→ **Task description**
Restate each of the lines given below, word for word.

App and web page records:
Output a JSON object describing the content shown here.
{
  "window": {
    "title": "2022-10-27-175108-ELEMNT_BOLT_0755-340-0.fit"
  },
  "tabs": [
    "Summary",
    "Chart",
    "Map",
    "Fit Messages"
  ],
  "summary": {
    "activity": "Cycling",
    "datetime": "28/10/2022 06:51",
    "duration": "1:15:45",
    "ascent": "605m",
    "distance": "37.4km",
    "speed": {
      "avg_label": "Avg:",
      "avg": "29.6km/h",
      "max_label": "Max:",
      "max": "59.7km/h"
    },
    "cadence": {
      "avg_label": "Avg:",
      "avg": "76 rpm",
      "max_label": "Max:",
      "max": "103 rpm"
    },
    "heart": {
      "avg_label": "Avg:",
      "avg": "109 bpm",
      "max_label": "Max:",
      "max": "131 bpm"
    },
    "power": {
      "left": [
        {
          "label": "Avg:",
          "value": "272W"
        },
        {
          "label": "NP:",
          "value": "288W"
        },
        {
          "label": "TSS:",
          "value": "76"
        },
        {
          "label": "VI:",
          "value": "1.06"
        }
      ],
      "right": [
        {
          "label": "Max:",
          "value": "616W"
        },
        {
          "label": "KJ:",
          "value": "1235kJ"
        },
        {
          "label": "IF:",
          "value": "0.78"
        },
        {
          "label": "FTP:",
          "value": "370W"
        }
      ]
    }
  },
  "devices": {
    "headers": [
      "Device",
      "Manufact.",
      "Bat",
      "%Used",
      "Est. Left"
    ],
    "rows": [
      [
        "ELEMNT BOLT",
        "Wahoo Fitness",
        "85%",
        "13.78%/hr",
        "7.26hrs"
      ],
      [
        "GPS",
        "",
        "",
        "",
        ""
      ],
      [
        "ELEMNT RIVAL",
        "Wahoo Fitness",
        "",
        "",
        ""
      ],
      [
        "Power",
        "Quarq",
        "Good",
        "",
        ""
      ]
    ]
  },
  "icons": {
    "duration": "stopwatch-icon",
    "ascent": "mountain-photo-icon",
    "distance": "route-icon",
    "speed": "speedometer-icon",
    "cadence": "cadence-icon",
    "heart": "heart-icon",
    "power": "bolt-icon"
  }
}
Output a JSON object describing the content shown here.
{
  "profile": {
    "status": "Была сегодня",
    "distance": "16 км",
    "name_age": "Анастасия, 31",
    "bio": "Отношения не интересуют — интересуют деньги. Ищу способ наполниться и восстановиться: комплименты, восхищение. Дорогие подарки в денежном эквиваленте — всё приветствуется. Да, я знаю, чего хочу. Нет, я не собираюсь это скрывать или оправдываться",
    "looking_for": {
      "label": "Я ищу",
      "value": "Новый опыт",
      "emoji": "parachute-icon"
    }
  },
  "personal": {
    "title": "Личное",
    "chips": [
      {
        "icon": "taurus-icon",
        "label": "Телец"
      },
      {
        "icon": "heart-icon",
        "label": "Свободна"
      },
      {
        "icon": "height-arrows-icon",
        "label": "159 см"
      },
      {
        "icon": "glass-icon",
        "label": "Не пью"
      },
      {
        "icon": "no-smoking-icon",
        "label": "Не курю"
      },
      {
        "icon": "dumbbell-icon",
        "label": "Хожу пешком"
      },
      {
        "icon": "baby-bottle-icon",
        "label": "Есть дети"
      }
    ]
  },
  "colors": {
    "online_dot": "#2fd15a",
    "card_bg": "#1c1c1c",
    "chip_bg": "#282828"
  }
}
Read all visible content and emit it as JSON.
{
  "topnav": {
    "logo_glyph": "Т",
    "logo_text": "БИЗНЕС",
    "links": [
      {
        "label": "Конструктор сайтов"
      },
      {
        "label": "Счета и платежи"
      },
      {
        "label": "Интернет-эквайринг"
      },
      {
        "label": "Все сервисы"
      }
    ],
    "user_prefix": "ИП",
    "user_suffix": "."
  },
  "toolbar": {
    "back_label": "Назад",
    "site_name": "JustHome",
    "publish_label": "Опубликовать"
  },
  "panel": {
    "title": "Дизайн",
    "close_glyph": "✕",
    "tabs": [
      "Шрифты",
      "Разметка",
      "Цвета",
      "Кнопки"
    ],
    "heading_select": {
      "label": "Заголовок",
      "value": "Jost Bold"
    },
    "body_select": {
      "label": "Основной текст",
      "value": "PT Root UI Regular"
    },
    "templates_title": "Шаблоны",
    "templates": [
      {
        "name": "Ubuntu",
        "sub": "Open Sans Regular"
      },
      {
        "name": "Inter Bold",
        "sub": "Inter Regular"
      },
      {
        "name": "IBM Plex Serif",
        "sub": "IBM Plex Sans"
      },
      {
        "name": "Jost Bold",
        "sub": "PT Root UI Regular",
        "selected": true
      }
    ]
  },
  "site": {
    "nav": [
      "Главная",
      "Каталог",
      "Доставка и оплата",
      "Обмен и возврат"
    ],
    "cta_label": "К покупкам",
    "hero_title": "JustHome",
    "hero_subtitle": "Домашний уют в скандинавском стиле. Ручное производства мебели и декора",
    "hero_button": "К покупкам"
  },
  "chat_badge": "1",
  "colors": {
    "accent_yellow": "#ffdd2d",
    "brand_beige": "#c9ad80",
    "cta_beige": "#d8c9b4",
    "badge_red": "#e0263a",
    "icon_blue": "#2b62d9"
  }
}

→ **Task solution**
Output a JSON object describing the content shown here.
{
  "window": {
    "title": "2022-10-27-175108-ELEMNT_BOLT_0755-340-0.fit"
  },
  "tabs": [
    "Summary",
    "Chart",
    "Map",
    "Fit Messages"
  ],
  "summary": {
    "activity": "Cycling",
    "datetime": "28/10/2022 06:51",
    "duration": "1:15:45",
    "ascent": "605m",
    "distance": "37.4km",
    "speed": {
      "avg_label": "Avg:",
      "avg": "29.6km/h",
      "max_label": "Max:",
      "max": "59.7km/h"
    },
    "cadence": {
      "avg_label": "Avg:",
      "avg": "76 rpm",
      "max_label": "Max:",
      "max": "103 rpm"
    },
    "heart": {
      "avg_label": "Avg:",
      "avg": "109 bpm",
      "max_label": "Max:",
      "max": "131 bpm"
    },
    "power": {
      "left": [
        {
          "label": "Avg:",
          "value": "272W"
        },
        {
          "label": "NP:",
          "value": "288W"
        },
        {
          "label": "TSS:",
          "value": "76"
        },
        {
          "label": "VI:",
          "value": "1.06"
        }
      ],
      "right": [
        {
          "label": "Max:",
          "value": "616W"
        },
        {
          "label": "KJ:",
          "value": "1235kJ"
        },
        {
          "label": "IF:",
          "value": "0.78"
        },
        {
          "label": "FTP:",
          "value": "370W"
        }
      ]
    }
  },
  "devices": {
    "headers": [
      "Device",
      "Manufact.",
      "Bat",
      "%Used",
      "Est. Left"
    ],
    "rows": [
      [
        "ELEMNT BOLT",
        "Wahoo Fitness",
        "85%",
        "13.78%/hr",
        "7.26hrs"
      ],
      [
        "GPS",
        "",
        "",
        "",
        ""
      ],
      [
        "ELEMNT RIVAL",
        "Wahoo Fitness",
        "",
        "",
        ""
      ],
      [
        "Power",
        "Quarq",
        "Good",
        "",
        ""
      ]
    ]
  },
  "icons": {
    "duration": "stopwatch-icon",
    "ascent": "mountain-photo-icon",
    "distance": "route-icon",
    "speed": "speedometer-icon",
    "cadence": "cadence-icon",
    "heart": "heart-icon",
    "power": "bolt-icon"
  }
}
Output a JSON object describing the content shown here.
{
  "profile": {
    "status": "Была сегодня",
    "distance": "16 км",
    "name_age": "Анастасия, 31",
    "bio": "Отношения не интересуют — интересуют деньги. Ищу способ наполниться и восстановиться: комплименты, восхищение. Дорогие подарки в денежном эквиваленте — всё приветствуется. Да, я знаю, чего хочу. Нет, я не собираюсь это скрывать или оправдываться",
    "looking_for": {
      "label": "Я ищу",
      "value": "Новый опыт",
      "emoji": "parachute-icon"
    }
  },
  "personal": {
    "title": "Личное",
    "chips": [
      {
        "icon": "taurus-icon",
        "label": "Телец"
      },
      {
        "icon": "heart-icon",
        "label": "Свободна"
      },
      {
        "icon": "height-arrows-icon",
        "label": "159 см"
      },
      {
        "icon": "glass-icon",
        "label": "Не пью"
      },
      {
        "icon": "no-smoking-icon",
        "label": "Не курю"
      },
      {
        "icon": "dumbbell-icon",
        "label": "Хожу пешком"
      },
      {
        "icon": "baby-bottle-icon",
        "label": "Есть дети"
      }
    ]
  },
  "colors": {
    "online_dot": "#2fd15a",
    "card_bg": "#1c1c1c",
    "chip_bg": "#282828"
  }
}
Read all visible content and emit it as JSON.
{
  "topnav": {
    "logo_glyph": "Т",
    "logo_text": "БИЗНЕС",
    "links": [
      {
        "label": "Конструктор сайтов"
      },
      {
        "label": "Счета и платежи"
      },
      {
        "label": "Интернет-эквайринг"
      },
      {
        "label": "Все сервисы"
      }
    ],
    "user_prefix": "ИП",
    "user_suffix": "."
  },
  "toolbar": {
    "back_label": "Назад",
    "site_name": "JustHome",
    "publish_label": "Опубликовать"
  },
  "panel": {
    "title": "Дизайн",
    "close_glyph": "✕",
    "tabs": [
      "Шрифты",
      "Разметка",
      "Цвета",
      "Кнопки"
    ],
    "heading_select": {
      "label": "Заголовок",
      "value": "Jost Bold"
    },
    "body_select": {
      "label": "Основной текст",
      "value": "PT Root UI Regular"
    },
    "templates_title": "Шаблоны",
    "templates": [
      {
        "name": "Ubuntu",
        "sub": "Open Sans Regular"
      },
      {
        "name": "Inter Bold",
        "sub": "Inter Regular"
      },
      {
        "name": "IBM Plex Serif",
        "sub": "IBM Plex Sans"
      },
      {
        "name": "Jost Bold",
        "sub": "PT Root UI Regular",
        "selected": true
      }
    ]
  },
  "site": {
    "nav": [
      "Главная",
      "Каталог",
      "Доставка и оплата",
      "Обмен и возврат"
    ],
    "cta_label": "К покупкам",
    "hero_title": "JustHome",
    "hero_subtitle": "Домашний уют в скандинавском стиле. Ручное производства мебели и декора",
    "hero_button": "К покупкам"
  },
  "chat_badge": "1",
  "colors": {
    "accent_yellow": "#ffdd2d",
    "brand_beige": "#c9ad80",
    "cta_beige": "#d8c9b4",
    "badge_red": "#e0263a",
    "icon_blue": "#2b62d9"
  }
}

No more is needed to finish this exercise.